*The problem*.
In your answer, print each of the records below exactly.

*Extracted data*.
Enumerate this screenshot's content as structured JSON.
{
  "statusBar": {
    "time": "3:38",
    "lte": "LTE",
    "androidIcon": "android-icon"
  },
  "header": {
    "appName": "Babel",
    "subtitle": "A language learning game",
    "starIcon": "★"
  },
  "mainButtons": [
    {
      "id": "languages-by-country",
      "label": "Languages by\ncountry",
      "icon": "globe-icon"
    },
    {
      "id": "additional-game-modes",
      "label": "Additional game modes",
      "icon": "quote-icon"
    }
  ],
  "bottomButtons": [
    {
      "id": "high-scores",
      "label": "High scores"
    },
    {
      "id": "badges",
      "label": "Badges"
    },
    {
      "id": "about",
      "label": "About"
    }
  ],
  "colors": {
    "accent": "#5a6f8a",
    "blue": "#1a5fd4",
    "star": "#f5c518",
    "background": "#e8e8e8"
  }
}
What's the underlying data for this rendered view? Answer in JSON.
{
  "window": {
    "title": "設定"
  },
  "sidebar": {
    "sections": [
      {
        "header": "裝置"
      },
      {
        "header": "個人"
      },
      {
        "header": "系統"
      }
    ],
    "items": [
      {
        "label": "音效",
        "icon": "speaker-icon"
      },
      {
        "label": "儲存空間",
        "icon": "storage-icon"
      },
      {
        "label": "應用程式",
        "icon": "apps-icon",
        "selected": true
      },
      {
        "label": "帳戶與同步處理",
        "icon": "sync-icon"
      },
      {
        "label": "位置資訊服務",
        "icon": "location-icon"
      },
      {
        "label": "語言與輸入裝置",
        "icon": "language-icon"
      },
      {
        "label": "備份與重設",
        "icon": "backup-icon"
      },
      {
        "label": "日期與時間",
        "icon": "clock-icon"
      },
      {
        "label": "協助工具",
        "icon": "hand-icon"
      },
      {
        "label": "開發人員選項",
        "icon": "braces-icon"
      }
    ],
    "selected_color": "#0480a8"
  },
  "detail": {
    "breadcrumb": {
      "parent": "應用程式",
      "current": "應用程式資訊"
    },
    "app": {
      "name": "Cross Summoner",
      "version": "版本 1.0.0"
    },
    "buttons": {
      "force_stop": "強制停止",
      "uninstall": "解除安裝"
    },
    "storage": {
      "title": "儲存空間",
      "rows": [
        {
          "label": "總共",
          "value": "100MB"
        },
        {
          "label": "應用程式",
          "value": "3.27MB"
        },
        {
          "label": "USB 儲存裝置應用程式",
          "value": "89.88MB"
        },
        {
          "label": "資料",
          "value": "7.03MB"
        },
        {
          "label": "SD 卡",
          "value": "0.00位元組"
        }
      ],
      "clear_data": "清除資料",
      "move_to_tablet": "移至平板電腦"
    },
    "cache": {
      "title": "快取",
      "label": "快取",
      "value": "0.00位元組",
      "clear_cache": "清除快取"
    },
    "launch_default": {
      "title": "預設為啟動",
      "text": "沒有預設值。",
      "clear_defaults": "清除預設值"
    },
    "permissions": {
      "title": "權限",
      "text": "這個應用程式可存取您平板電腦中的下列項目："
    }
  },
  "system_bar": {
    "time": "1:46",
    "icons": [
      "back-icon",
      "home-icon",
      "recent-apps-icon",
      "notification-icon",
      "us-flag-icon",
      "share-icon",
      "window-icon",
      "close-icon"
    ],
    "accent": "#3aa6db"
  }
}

*Your response*.
Enumerate this screenshot's content as structured JSON.
{
  "statusBar": {
    "time": "3:38",
    "lte": "LTE",
    "androidIcon": "android-icon"
  },
  "header": {
    "appName": "Babel",
    "subtitle": "A language learning game",
    "starIcon": "★"
  },
  "mainButtons": [
    {
      "id": "languages-by-country",
      "label": "Languages by\ncountry",
      "icon": "globe-icon"
    },
    {
      "id": "additional-game-modes",
      "label": "Additional game modes",
      "icon": "quote-icon"
    }
  ],
  "bottomButtons": [
    {
      "id": "high-scores",
      "label": "High scores"
    },
    {
      "id": "badges",
      "label": "Badges"
    },
    {
      "id": "about",
      "label": "About"
    }
  ],
  "colors": {
    "accent": "#5a6f8a",
    "blue": "#1a5fd4",
    "star": "#f5c518",
    "background": "#e8e8e8"
  }
}
What's the underlying data for this rendered view? Answer in JSON.
{
  "window": {
    "title": "設定"
  },
  "sidebar": {
    "sections": [
      {
        "header": "裝置"
      },
      {
        "header": "個人"
      },
      {
        "header": "系統"
      }
    ],
    "items": [
      {
        "label": "音效",
        "icon": "speaker-icon"
      },
      {
        "label": "儲存空間",
        "icon": "storage-icon"
      },
      {
        "label": "應用程式",
        "icon": "apps-icon",
        "selected": true
      },
      {
        "label": "帳戶與同步處理",
        "icon": "sync-icon"
      },
      {
        "label": "位置資訊服務",
        "icon": "location-icon"
      },
      {
        "label": "語言與輸入裝置",
        "icon": "language-icon"
      },
      {
        "label": "備份與重設",
        "icon": "backup-icon"
      },
      {
        "label": "日期與時間",
        "icon": "clock-icon"
      },
      {
        "label": "協助工具",
        "icon": "hand-icon"
      },
      {
        "label": "開發人員選項",
        "icon": "braces-icon"
      }
    ],
    "selected_color": "#0480a8"
  },
  "detail": {
    "breadcrumb": {
      "parent": "應用程式",
      "current": "應用程式資訊"
    },
    "app": {
      "name": "Cross Summoner",
      "version": "版本 1.0.0"
    },
    "buttons": {
      "force_stop": "強制停止",
      "uninstall": "解除安裝"
    },
    "storage": {
      "title": "儲存空間",
      "rows": [
        {
          "label": "總共",
          "value": "100MB"
        },
        {
          "label": "應用程式",
          "value": "3.27MB"
        },
        {
          "label": "USB 儲存裝置應用程式",
          "value": "89.88MB"
        },
        {
          "label": "資料",
          "value": "7.03MB"
        },
        {
          "label": "SD 卡",
          "value": "0.00位元組"
        }
      ],
      "clear_data": "清除資料",
      "move_to_tablet": "移至平板電腦"
    },
    "cache": {
      "title": "快取",
      "label": "快取",
      "value": "0.00位元組",
      "clear_cache": "清除快取"
    },
    "launch_default": {
      "title": "預設為啟動",
      "text": "沒有預設值。",
      "clear_defaults": "清除預設值"
    },
    "permissions": {
      "title": "權限",
      "text": "這個應用程式可存取您平板電腦中的下列項目："
    }
  },
  "system_bar": {
    "time": "1:46",
    "icons": [
      "back-icon",
      "home-icon",
      "recent-apps-icon",
      "notification-icon",
      "us-flag-icon",
      "share-icon",
      "window-icon",
      "close-icon"
    ],
    "accent": "#3aa6db"
  }
}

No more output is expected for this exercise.